We are on the side of prudent expenditure and against the waste and inefficiencies that so easily infiltrate all organisations - especially those like councils not disciplined by the threat of bankruptcy.
Nevertheless, while councils must concentrate efforts and spending on the basics - on the likes of the three Rs of roads, rubbish and reticulation - there has to be scope for other projects, and not just the parks and gardens, libraries and swimming pools.
With particular purpose and with restraint, the council can spend on the likes of New Year or Matariki, and, in this case, the Ed Sheeran weekend. This, however, does in no way excuse the size of the rates increases proposed.

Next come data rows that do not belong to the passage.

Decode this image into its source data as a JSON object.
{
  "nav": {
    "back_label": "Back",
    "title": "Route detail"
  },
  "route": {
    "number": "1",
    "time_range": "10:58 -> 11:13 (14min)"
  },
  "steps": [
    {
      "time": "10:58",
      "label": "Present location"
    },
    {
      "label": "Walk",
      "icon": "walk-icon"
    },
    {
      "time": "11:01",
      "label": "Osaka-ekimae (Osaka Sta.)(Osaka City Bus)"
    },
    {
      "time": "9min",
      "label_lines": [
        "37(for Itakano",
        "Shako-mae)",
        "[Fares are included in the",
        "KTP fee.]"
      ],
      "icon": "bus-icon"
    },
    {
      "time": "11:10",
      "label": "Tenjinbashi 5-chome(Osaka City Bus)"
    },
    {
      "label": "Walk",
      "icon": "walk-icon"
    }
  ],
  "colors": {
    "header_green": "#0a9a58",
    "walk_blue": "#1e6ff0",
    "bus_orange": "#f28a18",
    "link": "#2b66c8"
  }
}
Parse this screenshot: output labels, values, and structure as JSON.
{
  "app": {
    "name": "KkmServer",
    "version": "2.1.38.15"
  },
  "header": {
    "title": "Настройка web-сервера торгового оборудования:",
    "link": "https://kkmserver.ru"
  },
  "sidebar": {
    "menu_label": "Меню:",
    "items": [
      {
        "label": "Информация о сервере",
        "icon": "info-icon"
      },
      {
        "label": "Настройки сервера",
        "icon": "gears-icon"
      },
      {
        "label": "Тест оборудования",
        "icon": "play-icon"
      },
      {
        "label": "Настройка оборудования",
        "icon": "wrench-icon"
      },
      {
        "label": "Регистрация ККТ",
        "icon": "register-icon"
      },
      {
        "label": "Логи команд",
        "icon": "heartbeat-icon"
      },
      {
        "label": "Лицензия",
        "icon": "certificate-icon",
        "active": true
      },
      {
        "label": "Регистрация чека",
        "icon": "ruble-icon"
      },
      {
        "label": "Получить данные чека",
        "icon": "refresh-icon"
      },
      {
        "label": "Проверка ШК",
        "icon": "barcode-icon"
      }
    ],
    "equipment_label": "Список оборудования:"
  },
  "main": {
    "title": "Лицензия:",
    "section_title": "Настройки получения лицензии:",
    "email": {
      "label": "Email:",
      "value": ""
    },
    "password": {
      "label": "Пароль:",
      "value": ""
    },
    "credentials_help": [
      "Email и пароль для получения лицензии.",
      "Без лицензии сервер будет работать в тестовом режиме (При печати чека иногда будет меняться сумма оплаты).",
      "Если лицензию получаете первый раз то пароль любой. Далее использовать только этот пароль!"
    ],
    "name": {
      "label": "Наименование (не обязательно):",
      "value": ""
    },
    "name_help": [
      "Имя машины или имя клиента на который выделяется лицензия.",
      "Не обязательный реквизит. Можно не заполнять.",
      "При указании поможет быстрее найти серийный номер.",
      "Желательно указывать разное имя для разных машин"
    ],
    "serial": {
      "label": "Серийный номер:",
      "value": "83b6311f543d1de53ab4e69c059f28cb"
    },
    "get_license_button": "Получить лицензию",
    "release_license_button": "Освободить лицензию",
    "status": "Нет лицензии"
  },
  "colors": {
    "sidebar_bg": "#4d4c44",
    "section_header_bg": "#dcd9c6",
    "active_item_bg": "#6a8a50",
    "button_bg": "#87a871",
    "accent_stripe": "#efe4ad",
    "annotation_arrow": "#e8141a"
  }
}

Whether many Dunedin residents might like his music or not, Sheeran is a worldwide phenomenon at his peak, and not a fading global star or a well-loved survivor from the 1970s. Next to the Beatles coming to Dunedin in the 1960s, it is difficult in living memory to imagine a bigger popular musical event in the city.
The figure of 110,000 people attending across the three concerts (even if some go more than once) is staggering for a city as small as Dunedin and one with no large centres nearby. And these are real ticket-sale figures, not the pumped-up numbers often promulgated by promoters of street or park events.
The Bledisloe Cup tests of the 1990s with their tent cities and the town abuzz are midsize by comparison. Easter is a huge weekend for Dunedin. It is as if there are three drawcard rugby tests in a row.
Given this context, $8000-plus for a mural is a nice investment and gesture. It adds to the weekend's ambience, and, judging by national publicity, has had the side effect of boosting the image of Dunedin's street art.
The mural has come up well, and artist Tyler Kennedy Stent and the council can be well pleased. It is a modest size and nicely placed in Bath St so it is not in your face, so to speak, but is accessible. Mobile phone selfies are already popular and there could well be queues at Easter.
One wonders if there might be traces of undiagnosed snobbery involved in the opposition. Would there have been so much overt negativity if the mural had been for a visit by someone such as Pavarotti?
As it is, Easter weekend and the Ed Sheeran concerts are an opportunity for celebration and positivity as tens of thousands of visitors come to town. The mural is one tiny part of that.